I went to a talk on the future of high streets at last night’s Ealing Business Forum. The speaker was Bill Grimsey and he has a strong track record of running high- street chains including Iceland and Wickes amongst others. He’s an interesting character as he is now retired and has spent most of his retirement arguing for a radical re-think in how we should use our high streets. He believes the traditional retail led high street is dead on its feet and needs to be replaced with a new vision where housing, leisure, health, entertainment and community services and activities take over from empty shops and an excess of betting shops and payday loan shops. West Ealing Neighbours has raised these issues a number of times over the past years as we have seen ever more betting shops, loan shops and their like come in to the West Ealing shopping centre. What was interesting about last night’s talk was to hear the argument in more detail. Whether or not you agree with Mr Grimsey’s view is for each to decide but what seems important to me is to get the issues aired and discussed. A key element of his argument is that despite the importance of the retail sector, with a turnover greater than even the health budget, the future of our high streets is unlikely to appear in any political manifesto in this year’s election.
So, looking at some of his key points:
- The UK retail sector has a bigger turnover than health, education or defence
- High streets are a more reliable measure of the economy than economists’ forecasts
- High streets have seen an increase in betting shops, payday loan shops, convenience stores and fast dood outlets
- Rapid growth of online shopping is irreversible and will mean major changes in the way supermarkets operate with the decline of the large out-of-town stores and an increase in local convenience stores for people to top up on their online shopping
- A great opportunity for fresh and local food outlets – ‘ fresh food emporiums’ – selling products which can not easily be provided by the large supermarkets in store or online
- Shops with no stock will be a feature of new high streets. Take fashion , you’ll be able to try out clothes in a virtual world and then order what you want. This may even mean manufacturing comes back to the UK as clothes made on demand rather than imported in bulk on spec from all across the world.
- Could Amazon start to sell food and would it mean even cheaper prices?
- Abolish business rates for small independent retailers. The revenue from these is about 6% of the total.
As I said, whether or not you agree with Bill Grimsey his views are informed by 40 years of retail experience and are well worth thinking about. In many ways, here in London and the south east we haven’t seen anything like the average 14% level of vacant shops that many other towns and cities have experienced but his arguments are just as valid. For who hasn’t been aware of the incease in betting shops, payday loan shops, fast food outlets and convenience stores in and around West Ealing.
Bill Grimsey’s closing point is that every town needs a plan for the future of its high streets. Without a plan it’s all left to market forces and failed attempts to fill unwanted space.
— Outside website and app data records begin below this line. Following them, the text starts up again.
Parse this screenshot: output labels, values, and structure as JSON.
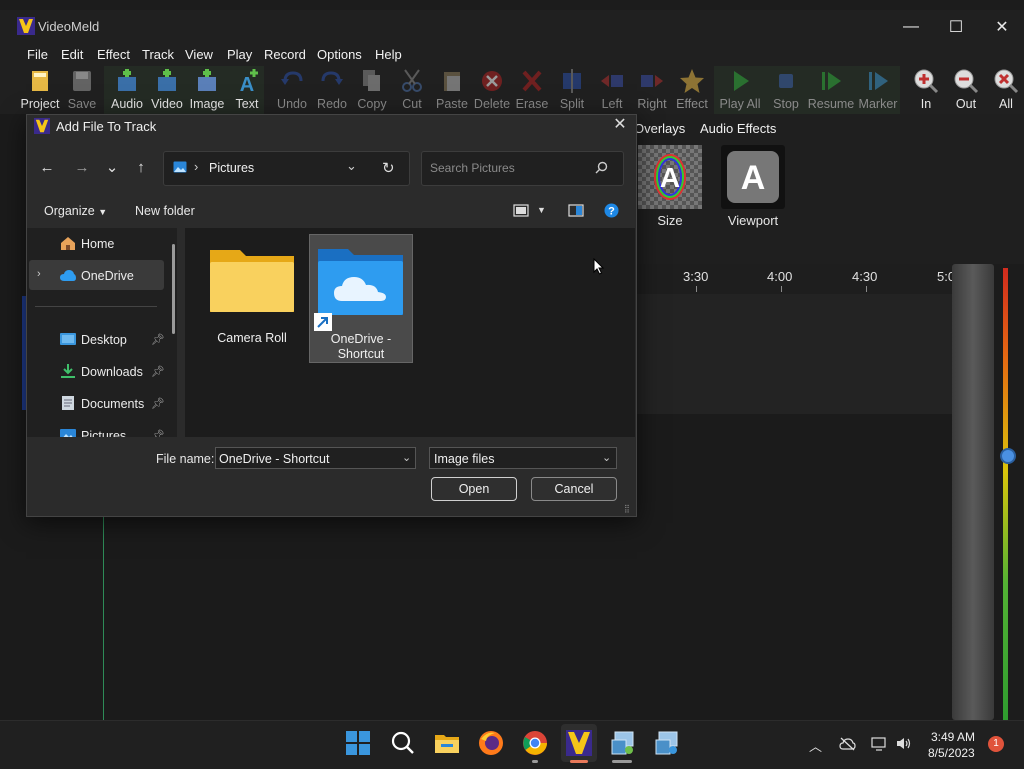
{
  "app": {
    "title": "VideoMeld",
    "window_controls": {
      "minimize": "—",
      "maximize": "☐",
      "close": "✕"
    }
  },
  "menu": [
    "File",
    "Edit",
    "Effect",
    "Track",
    "View",
    "Play",
    "Record",
    "Options",
    "Help"
  ],
  "toolbar": [
    {
      "label": "Project",
      "icon": "project-icon",
      "enabled": true
    },
    {
      "label": "Save",
      "icon": "save-icon",
      "enabled": false
    },
    {
      "label": "Audio",
      "icon": "add-audio-icon",
      "enabled": true
    },
    {
      "label": "Video",
      "icon": "add-video-icon",
      "enabled": true
    },
    {
      "label": "Image",
      "icon": "add-image-icon",
      "enabled": true
    },
    {
      "label": "Text",
      "icon": "add-text-icon",
      "enabled": true
    },
    {
      "label": "Undo",
      "icon": "undo-icon",
      "enabled": false
    },
    {
      "label": "Redo",
      "icon": "redo-icon",
      "enabled": false
    },
    {
      "label": "Copy",
      "icon": "copy-icon",
      "enabled": false
    },
    {
      "label": "Cut",
      "icon": "cut-icon",
      "enabled": false
    },
    {
      "label": "Paste",
      "icon": "paste-icon",
      "enabled": false
    },
    {
      "label": "Delete",
      "icon": "delete-icon",
      "enabled": false
    },
    {
      "label": "Erase",
      "icon": "erase-icon",
      "enabled": false
    },
    {
      "label": "Split",
      "icon": "split-icon",
      "enabled": false
    },
    {
      "label": "Left",
      "icon": "move-left-icon",
      "enabled": false
    },
    {
      "label": "Right",
      "icon": "move-right-icon",
      "enabled": false
    },
    {
      "label": "Effect",
      "icon": "effect-star-icon",
      "enabled": false
    },
    {
      "label": "Play All",
      "icon": "play-icon",
      "enabled": false
    },
    {
      "label": "Stop",
      "icon": "stop-icon",
      "enabled": false
    },
    {
      "label": "Resume",
      "icon": "resume-icon",
      "enabled": false
    },
    {
      "label": "Marker",
      "icon": "marker-icon",
      "enabled": false
    },
    {
      "label": "In",
      "icon": "zoom-in-icon",
      "enabled": true
    },
    {
      "label": "Out",
      "icon": "zoom-out-icon",
      "enabled": true
    },
    {
      "label": "All",
      "icon": "zoom-all-icon",
      "enabled": true
    }
  ],
  "effects_panel": {
    "tabs": [
      "Overlays",
      "Audio Effects"
    ],
    "items": [
      {
        "label": "Size",
        "icon": "size-effect-icon"
      },
      {
        "label": "Viewport",
        "icon": "viewport-effect-icon"
      }
    ]
  },
  "timeline": {
    "ticks": [
      "3:30",
      "4:00",
      "4:30",
      "5:0"
    ]
  },
  "dialog": {
    "title": "Add File To Track",
    "close": "✕",
    "nav": {
      "back": "←",
      "forward": "→",
      "recent": "⌄",
      "up": "↑"
    },
    "address": {
      "location": "Pictures",
      "separator": "›",
      "dropdown": "⌄",
      "refresh": "↻"
    },
    "search": {
      "placeholder": "Search Pictures"
    },
    "commands": {
      "organize": "Organize",
      "new_folder": "New folder"
    },
    "nav_pane": [
      {
        "label": "Home",
        "icon": "home-icon",
        "pinned": false,
        "expandable": false,
        "selected": false
      },
      {
        "label": "OneDrive",
        "icon": "onedrive-icon",
        "pinned": false,
        "expandable": true,
        "selected": true
      },
      {
        "label": "Desktop",
        "icon": "desktop-folder-icon",
        "pinned": true,
        "expandable": false,
        "selected": false
      },
      {
        "label": "Downloads",
        "icon": "downloads-folder-icon",
        "pinned": true,
        "expandable": false,
        "selected": false
      },
      {
        "label": "Documents",
        "icon": "documents-folder-icon",
        "pinned": true,
        "expandable": false,
        "selected": false
      },
      {
        "label": "Pictures",
        "icon": "pictures-folder-icon",
        "pinned": true,
        "expandable": false,
        "selected": false
      }
    ],
    "files": [
      {
        "label": "Camera Roll",
        "icon": "folder-icon",
        "selected": false
      },
      {
        "label": "OneDrive -\nShortcut",
        "icon": "onedrive-folder-shortcut-icon",
        "selected": true
      }
    ],
    "file_name_label": "File name:",
    "file_name_value": "OneDrive - Shortcut",
    "file_type_value": "Image files",
    "open_label": "Open",
    "cancel_label": "Cancel"
  },
  "taskbar": {
    "apps": [
      "start-icon",
      "search-icon",
      "file-explorer-icon",
      "firefox-icon",
      "chrome-icon",
      "videomeld-icon",
      "app-icon-1",
      "app-icon-2"
    ],
    "time": "3:49 AM",
    "date": "8/5/2023",
    "notifications": "1"
  },
  "colors": {
    "accent_green": "#3cb043",
    "accent_blue": "#1e90ff",
    "accent_red": "#d12b1e",
    "selection": "#4a4a4a"
  }
}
I know the West Ealing Centre Neighbourhood Forum has this on its radar for its plan for the centre of West Ealing. The future nature of our shopping centre is something that should concern every one of us.
There is much more to his arguments than I’ve been able to capture in this post. You can find out more on his website